◆ **EXERCISE REQUIREMENTS**
In the material below, find every line containing the string "summary" and return it.

◆ **DATASET EXTRACT**
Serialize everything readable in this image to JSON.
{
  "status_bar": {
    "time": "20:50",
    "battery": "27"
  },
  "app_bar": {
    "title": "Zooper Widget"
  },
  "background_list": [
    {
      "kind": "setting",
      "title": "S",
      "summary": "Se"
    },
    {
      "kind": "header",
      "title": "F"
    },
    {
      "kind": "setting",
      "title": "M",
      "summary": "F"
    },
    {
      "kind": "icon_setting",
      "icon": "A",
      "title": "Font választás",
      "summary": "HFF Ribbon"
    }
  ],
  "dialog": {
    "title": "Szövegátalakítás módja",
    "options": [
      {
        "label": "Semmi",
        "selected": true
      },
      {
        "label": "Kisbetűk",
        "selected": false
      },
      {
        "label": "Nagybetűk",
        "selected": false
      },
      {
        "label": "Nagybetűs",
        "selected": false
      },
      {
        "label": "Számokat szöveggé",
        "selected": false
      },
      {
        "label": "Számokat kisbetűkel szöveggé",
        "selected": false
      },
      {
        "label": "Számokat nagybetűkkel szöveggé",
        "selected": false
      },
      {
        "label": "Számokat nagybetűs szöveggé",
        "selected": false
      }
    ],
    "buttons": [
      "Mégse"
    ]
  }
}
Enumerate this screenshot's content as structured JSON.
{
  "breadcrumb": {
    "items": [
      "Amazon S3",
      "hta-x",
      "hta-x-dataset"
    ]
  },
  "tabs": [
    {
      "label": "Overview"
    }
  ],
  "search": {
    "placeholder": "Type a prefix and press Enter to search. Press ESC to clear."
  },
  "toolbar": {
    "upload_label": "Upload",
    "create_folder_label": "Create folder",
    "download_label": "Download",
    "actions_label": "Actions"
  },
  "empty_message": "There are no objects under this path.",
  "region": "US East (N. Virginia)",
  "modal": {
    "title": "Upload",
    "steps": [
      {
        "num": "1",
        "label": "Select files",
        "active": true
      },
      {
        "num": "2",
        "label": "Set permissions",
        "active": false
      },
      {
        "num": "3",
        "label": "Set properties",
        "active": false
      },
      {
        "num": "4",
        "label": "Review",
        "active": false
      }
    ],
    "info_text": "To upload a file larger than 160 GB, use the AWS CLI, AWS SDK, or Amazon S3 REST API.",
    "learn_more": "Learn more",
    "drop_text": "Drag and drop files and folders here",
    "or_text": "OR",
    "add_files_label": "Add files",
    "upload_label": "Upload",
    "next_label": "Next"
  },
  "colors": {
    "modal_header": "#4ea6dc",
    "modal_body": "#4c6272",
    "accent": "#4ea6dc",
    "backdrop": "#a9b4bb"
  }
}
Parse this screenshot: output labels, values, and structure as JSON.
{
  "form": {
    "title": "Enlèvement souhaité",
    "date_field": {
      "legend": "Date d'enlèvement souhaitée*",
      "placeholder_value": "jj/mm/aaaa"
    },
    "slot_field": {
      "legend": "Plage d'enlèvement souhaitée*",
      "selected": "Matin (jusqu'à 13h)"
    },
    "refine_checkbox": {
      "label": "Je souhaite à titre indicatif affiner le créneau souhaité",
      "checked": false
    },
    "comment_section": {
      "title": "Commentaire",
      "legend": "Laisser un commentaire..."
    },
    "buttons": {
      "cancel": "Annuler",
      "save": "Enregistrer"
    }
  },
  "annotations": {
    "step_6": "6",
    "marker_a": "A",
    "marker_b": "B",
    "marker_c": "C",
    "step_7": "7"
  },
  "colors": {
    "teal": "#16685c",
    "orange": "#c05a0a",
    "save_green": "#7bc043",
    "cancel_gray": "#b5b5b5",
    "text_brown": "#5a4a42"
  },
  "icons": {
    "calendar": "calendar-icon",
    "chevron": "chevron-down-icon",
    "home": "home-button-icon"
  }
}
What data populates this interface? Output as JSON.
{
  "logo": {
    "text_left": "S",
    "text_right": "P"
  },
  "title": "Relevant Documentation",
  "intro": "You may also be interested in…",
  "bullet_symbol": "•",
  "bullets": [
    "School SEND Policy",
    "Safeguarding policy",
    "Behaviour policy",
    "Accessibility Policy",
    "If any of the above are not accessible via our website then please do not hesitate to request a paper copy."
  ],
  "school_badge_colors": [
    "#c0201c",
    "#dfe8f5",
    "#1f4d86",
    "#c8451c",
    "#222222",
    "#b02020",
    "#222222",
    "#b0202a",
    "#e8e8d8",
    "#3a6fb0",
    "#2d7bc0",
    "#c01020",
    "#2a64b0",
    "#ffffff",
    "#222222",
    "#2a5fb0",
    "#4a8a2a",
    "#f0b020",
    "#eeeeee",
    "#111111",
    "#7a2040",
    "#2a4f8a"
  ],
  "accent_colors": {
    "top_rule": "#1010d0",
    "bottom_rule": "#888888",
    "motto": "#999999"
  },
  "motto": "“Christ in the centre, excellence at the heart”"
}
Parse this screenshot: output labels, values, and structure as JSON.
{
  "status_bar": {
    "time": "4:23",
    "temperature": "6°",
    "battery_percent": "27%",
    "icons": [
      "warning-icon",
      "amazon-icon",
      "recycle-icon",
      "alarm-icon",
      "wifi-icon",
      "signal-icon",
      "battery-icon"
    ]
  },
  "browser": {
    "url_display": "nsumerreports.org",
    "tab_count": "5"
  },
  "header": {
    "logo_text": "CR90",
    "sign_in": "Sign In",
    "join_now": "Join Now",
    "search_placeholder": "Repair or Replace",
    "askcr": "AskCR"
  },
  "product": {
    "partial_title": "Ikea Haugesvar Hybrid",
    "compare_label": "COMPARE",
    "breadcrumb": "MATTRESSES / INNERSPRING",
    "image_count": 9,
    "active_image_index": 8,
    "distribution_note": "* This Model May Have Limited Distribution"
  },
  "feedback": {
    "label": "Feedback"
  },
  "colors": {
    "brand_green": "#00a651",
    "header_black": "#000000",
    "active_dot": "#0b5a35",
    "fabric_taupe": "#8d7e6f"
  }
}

◆ **TASK RESULT**
      "summary": "Se"
      "summary": "F"
      "summary": "HFF Ribbon"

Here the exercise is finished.